To do: Please copy out every line of the listing below in which the word "name" appears.
*****
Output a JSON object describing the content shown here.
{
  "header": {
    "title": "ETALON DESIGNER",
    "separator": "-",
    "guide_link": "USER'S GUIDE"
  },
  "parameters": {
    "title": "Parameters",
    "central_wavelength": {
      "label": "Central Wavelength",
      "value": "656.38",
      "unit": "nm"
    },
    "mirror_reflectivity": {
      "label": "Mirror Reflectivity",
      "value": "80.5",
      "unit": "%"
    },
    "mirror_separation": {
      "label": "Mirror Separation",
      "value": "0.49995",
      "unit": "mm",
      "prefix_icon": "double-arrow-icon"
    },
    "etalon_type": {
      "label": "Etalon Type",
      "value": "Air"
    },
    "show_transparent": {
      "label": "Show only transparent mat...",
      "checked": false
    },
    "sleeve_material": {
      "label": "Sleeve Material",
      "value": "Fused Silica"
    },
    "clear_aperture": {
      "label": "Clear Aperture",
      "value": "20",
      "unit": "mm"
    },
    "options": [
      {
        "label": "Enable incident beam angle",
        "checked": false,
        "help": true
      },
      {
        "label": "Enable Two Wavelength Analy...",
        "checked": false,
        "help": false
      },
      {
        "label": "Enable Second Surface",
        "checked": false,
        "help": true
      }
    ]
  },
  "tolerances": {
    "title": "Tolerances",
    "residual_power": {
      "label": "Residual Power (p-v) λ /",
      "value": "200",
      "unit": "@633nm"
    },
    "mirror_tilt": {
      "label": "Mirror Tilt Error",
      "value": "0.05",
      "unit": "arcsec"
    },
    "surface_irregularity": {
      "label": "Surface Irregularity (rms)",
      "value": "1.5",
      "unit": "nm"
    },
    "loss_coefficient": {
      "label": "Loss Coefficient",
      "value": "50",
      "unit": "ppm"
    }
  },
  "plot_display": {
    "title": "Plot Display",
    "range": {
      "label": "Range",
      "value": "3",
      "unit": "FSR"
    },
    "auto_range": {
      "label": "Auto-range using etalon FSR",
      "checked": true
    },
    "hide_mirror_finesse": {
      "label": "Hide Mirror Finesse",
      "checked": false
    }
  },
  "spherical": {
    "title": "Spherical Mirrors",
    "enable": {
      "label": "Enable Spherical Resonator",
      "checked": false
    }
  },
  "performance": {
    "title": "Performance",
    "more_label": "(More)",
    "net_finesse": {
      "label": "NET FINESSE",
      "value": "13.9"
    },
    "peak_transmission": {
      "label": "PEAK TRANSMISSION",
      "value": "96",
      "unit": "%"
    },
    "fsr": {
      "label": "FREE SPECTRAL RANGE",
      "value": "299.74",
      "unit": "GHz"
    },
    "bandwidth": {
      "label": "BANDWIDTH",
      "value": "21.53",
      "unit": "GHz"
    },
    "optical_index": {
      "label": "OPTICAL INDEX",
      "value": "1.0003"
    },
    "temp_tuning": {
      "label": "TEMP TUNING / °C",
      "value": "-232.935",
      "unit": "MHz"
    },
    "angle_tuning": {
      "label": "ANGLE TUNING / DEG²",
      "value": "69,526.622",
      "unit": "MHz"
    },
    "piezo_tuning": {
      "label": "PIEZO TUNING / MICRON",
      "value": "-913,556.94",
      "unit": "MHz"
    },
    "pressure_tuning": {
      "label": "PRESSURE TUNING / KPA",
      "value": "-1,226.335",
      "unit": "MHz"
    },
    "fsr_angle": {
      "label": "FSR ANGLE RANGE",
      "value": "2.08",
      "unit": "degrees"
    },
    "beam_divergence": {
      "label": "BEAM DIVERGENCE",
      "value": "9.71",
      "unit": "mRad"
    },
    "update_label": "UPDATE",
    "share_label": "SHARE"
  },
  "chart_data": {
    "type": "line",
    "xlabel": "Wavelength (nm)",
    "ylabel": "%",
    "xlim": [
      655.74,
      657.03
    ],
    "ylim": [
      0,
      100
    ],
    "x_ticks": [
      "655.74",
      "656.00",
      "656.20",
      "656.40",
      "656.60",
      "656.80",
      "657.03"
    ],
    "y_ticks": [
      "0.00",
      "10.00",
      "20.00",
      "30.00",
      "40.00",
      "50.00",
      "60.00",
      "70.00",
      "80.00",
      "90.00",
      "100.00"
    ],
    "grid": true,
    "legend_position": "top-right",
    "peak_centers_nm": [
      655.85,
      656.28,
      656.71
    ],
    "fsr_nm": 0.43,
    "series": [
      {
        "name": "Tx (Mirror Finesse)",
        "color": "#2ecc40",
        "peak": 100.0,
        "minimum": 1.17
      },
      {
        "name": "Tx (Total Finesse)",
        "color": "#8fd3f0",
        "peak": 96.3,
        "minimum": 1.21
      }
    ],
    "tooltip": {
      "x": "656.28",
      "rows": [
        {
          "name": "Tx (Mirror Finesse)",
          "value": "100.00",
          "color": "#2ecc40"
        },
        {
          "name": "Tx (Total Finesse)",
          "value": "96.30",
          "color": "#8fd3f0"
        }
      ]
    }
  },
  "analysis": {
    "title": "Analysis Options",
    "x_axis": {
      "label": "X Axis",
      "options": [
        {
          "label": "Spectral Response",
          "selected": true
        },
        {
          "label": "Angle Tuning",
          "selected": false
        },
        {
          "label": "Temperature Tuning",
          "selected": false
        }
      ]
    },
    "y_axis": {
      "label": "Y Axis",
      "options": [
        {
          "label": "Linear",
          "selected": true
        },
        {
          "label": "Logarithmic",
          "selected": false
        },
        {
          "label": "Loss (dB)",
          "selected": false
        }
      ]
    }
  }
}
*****
Answer to the exercise:
        "name": "Tx (Mirror Finesse)",
        "name": "Tx (Total Finesse)",
          "name": "Tx (Mirror Finesse)",
          "name": "Tx (Total Finesse)",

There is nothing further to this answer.